Pres MBuhari, in his New Year's Day 2017 Speech. Today nigerianstat released data showing #Nigeria is now officially out of the recession. https://t.co/eHI5uSL9yh— Presidency Nigeria (@NGRPresident) September 5, 2017
South Africa’s quick exit out of recession
South Africa on their part confirmed a technical recession in the first quarter of this year. Official growth data released on Tuesday indicated that the economy grew by 2.5% in the second quarter of 2017.
Statistics South Africa noted that the growth was buoyed mainly by the agriculture and mining industries. The size of the South African economy according to statistics stood at 1.145 trillion rand.
The SA #economy grew by 2,5% in Q2:2017 from Q1:2017 driven by #Agriculture & #mining industries #StatsSA #GDP https://t.co/8Z34S227Iu pic.twitter.com/c8GwoN6o5k— Stats SA (@StatsSA) September 5, 2017
A statement issued by Stats SA read in part: “South Africa’s gross domestic product (GDP) growth rate was 2,5% in the second quarter of 2017.
“The largest positive contributor to growth in GDP in the second quarter was the agriculture, forestry and fishing industry, which increased by 33,6% and contributed 0,7 of a percentage point to GDP growth.
“Finance, real estate and business services increased by 2,5% and contributed 0,5 of a percentage point to GDP growth. The mining and quarrying industry increased by 3,9% and contributed 0,3 of a percentage point to GDP
“In contrast general government services decreased by 0,6% and contributed -0,1 of a percentage point to GDP growth.”
The cause of the recession was blamed on weak manufacturing and trade, suggesting high unemployment and stagnant wages were dragging down South Africa’s long-resilient consumer sector, analysts said.
Political instability, high unemployment and credit ratings downgrades have dented business and consumer confidence in South Africa and the rand extended its losses against the dollar, while government bonds also weakened.

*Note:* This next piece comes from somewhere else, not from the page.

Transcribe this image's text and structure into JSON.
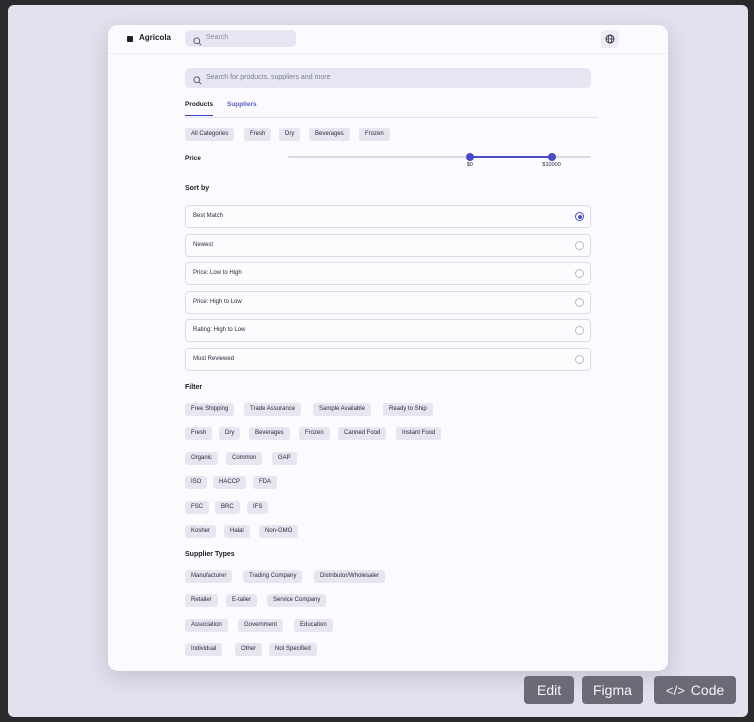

Financial watchers have also held that Nigeria and South Africa have both benefited from a recovery in commodity prices since early 2016, though not as much as their main trading partners – China, the United States and the euro zone.